• **Entries shown**
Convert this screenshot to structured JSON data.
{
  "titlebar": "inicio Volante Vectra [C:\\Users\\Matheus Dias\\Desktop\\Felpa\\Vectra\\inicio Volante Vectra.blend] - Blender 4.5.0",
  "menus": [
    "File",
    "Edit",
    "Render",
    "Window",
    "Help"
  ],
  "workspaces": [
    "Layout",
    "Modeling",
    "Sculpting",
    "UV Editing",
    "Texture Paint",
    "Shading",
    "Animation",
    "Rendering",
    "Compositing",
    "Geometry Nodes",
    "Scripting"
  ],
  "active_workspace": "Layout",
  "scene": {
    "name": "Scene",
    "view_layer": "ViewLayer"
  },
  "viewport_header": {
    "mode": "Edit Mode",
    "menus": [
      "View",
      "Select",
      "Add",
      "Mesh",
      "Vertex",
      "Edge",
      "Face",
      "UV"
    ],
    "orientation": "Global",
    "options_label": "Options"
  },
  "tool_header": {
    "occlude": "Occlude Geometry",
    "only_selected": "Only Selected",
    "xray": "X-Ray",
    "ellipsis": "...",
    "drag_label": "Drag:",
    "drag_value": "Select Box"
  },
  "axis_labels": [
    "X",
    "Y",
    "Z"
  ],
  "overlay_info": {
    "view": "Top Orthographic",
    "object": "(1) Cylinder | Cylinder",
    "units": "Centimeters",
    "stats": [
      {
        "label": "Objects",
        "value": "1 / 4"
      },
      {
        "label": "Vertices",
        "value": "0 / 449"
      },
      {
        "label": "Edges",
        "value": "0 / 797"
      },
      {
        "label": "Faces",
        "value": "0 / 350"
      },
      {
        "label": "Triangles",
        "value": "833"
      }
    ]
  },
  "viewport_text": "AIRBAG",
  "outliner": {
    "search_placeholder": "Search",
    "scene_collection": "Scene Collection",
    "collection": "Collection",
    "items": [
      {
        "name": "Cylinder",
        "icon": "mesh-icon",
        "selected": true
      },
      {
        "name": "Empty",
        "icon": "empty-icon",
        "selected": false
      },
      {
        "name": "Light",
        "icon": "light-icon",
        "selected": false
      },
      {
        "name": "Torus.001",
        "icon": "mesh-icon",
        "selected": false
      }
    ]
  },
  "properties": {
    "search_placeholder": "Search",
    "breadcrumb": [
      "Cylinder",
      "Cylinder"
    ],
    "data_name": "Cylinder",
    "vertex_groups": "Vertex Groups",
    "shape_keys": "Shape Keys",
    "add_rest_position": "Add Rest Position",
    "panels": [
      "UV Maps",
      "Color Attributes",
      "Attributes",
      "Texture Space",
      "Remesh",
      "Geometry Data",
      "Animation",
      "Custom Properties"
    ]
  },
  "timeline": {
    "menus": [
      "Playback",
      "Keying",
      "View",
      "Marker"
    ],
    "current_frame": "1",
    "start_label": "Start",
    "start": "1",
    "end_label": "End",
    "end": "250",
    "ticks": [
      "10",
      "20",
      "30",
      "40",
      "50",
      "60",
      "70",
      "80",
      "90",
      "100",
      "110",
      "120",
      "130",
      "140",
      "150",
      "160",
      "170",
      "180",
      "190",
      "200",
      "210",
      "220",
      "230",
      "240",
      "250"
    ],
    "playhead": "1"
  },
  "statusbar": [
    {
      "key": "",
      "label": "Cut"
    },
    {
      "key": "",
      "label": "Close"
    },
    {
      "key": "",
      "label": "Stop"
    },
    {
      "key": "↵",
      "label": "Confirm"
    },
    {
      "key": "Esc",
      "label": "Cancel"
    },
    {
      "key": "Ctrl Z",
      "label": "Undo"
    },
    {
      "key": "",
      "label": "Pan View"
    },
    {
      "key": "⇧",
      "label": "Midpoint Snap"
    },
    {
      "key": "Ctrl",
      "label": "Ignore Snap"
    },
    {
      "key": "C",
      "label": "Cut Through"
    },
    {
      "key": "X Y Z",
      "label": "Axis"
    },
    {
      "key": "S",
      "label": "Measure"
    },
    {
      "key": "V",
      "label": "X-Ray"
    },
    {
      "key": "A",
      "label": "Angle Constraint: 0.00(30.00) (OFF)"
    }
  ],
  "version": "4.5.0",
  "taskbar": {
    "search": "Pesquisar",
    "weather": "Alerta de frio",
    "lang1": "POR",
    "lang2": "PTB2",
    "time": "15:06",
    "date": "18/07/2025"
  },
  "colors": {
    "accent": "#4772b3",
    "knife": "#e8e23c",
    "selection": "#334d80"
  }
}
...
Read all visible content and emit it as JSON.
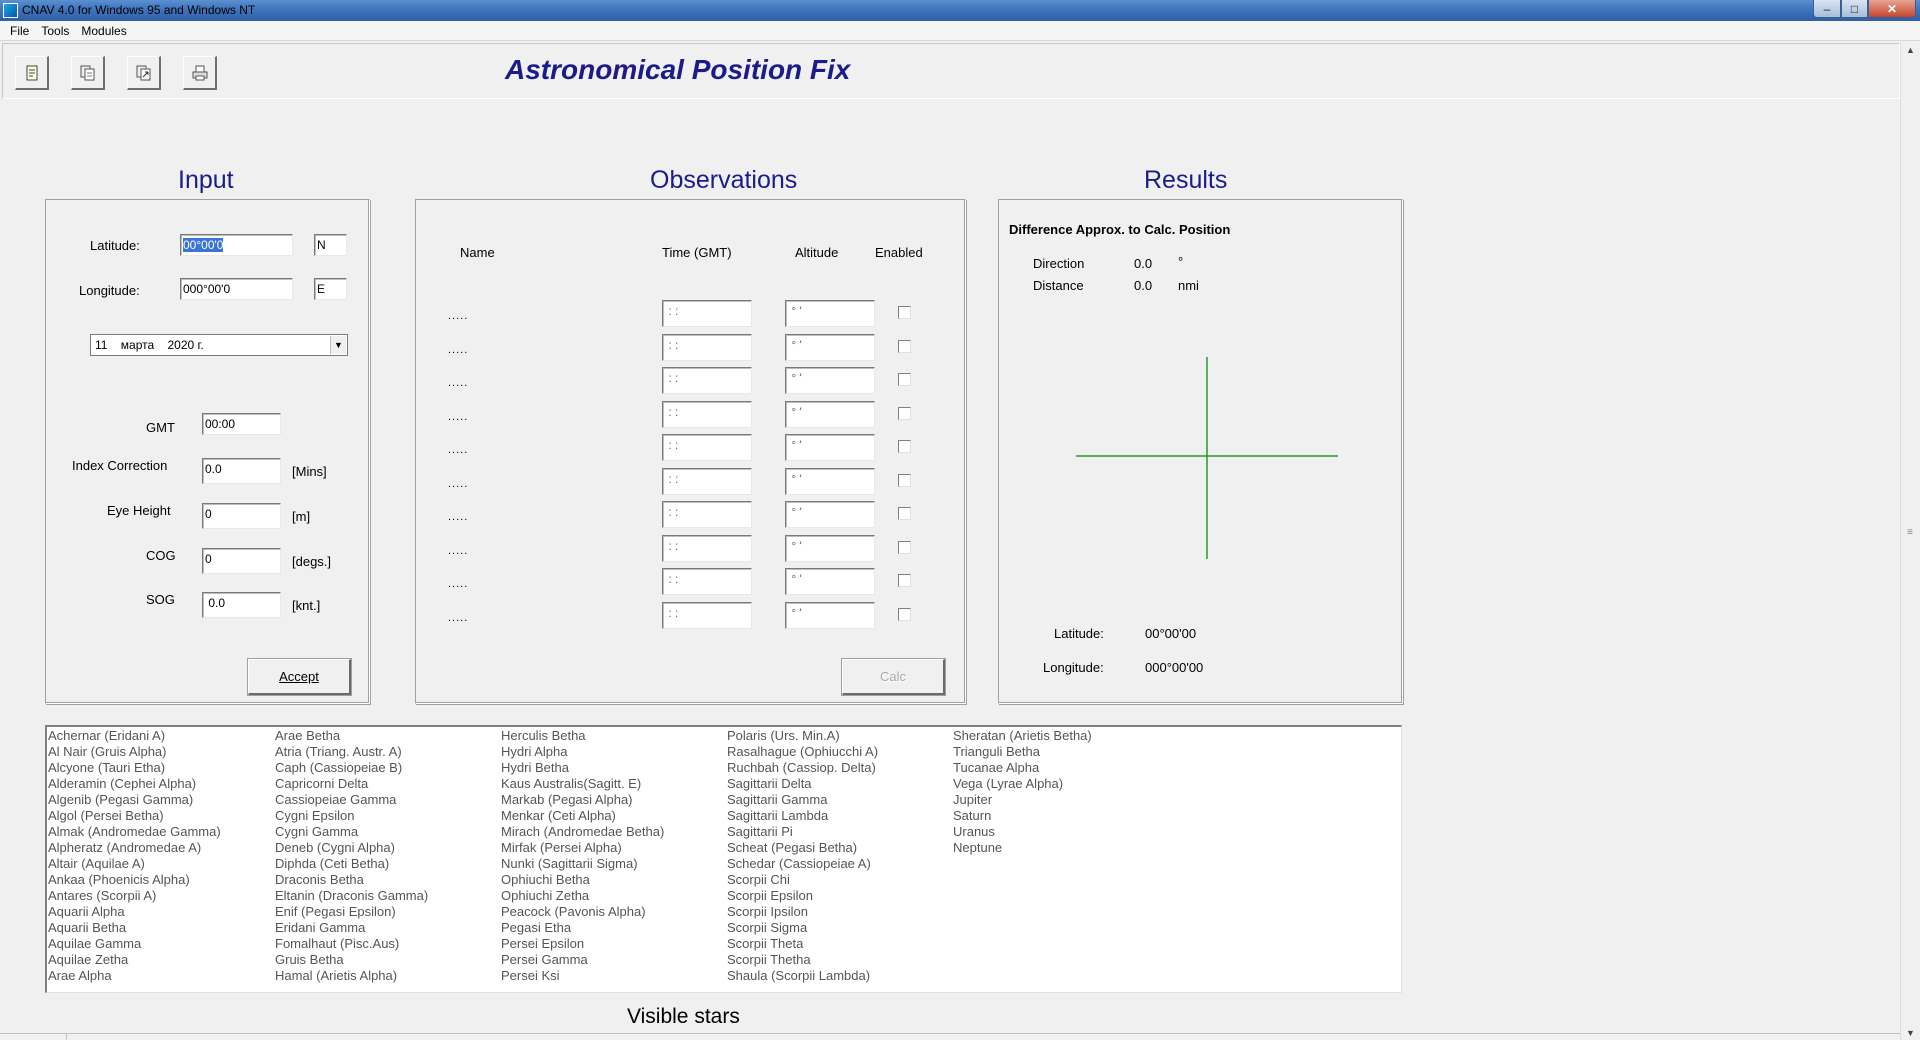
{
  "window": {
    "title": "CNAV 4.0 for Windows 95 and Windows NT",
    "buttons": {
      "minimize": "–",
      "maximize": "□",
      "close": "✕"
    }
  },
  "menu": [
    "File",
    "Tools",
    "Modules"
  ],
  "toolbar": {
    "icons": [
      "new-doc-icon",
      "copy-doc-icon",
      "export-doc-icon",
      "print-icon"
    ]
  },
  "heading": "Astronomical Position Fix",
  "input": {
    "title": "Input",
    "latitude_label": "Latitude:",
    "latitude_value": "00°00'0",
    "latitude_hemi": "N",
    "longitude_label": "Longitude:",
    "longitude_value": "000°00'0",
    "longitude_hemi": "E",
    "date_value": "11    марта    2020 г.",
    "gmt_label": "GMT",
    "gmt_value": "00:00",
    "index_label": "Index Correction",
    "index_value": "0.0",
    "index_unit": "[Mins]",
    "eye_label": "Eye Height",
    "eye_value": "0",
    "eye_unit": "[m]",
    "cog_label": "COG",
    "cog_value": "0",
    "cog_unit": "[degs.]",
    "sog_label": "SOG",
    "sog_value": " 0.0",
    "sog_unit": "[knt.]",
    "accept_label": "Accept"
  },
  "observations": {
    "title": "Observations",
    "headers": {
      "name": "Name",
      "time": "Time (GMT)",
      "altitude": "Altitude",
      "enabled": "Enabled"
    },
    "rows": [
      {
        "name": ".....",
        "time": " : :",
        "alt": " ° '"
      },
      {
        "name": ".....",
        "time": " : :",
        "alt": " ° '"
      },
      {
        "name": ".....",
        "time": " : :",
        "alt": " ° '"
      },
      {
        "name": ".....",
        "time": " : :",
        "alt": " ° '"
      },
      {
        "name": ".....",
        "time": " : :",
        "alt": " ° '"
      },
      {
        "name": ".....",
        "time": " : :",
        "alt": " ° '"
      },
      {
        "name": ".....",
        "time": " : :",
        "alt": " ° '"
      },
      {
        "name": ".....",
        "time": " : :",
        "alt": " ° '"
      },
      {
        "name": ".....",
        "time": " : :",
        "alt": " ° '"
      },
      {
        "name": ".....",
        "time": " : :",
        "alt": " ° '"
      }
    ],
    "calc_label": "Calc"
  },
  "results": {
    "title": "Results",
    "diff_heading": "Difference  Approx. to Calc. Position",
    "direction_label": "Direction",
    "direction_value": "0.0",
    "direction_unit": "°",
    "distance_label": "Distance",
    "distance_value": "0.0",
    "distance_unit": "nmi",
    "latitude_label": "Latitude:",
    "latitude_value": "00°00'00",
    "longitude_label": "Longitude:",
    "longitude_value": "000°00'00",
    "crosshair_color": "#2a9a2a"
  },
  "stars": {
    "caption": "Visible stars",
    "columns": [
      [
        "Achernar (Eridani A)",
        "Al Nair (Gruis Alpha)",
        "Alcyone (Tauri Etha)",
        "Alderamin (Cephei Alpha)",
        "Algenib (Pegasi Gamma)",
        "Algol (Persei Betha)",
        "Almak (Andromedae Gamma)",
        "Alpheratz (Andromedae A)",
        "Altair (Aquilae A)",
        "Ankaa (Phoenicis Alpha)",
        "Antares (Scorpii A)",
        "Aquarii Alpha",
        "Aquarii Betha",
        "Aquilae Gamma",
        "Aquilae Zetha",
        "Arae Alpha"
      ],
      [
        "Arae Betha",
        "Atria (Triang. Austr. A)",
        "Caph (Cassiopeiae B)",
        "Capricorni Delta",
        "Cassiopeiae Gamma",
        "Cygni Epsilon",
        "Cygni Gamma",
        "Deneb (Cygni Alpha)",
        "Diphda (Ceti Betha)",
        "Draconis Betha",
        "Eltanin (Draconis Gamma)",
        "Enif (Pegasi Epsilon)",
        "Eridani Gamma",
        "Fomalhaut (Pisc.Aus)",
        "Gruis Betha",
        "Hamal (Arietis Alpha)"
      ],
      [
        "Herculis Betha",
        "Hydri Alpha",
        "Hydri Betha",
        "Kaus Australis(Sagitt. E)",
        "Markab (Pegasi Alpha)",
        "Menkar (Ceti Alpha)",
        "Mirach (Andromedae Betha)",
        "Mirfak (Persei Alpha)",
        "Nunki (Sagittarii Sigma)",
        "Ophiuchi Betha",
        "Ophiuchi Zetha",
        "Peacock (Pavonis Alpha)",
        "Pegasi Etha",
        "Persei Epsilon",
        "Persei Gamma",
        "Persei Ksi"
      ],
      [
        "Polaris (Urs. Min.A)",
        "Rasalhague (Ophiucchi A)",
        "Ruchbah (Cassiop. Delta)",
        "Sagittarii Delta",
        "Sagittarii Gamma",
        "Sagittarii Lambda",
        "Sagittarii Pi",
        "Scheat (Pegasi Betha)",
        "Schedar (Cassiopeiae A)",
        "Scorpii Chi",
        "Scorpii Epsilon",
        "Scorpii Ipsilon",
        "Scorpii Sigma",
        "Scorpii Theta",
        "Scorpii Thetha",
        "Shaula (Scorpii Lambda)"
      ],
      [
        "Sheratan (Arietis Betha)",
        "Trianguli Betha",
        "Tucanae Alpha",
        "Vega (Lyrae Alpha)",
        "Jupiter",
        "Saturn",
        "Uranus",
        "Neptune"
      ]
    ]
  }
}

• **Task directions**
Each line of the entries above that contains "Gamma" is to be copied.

• **Written response**
        "Algenib (Pegasi Gamma)",
        "Almak (Andromedae Gamma)",
        "Aquilae Gamma",
        "Cassiopeiae Gamma",
        "Cygni Gamma",
        "Eltanin (Draconis Gamma)",
        "Eridani Gamma",
        "Persei Gamma",
        "Sagittarii Gamma",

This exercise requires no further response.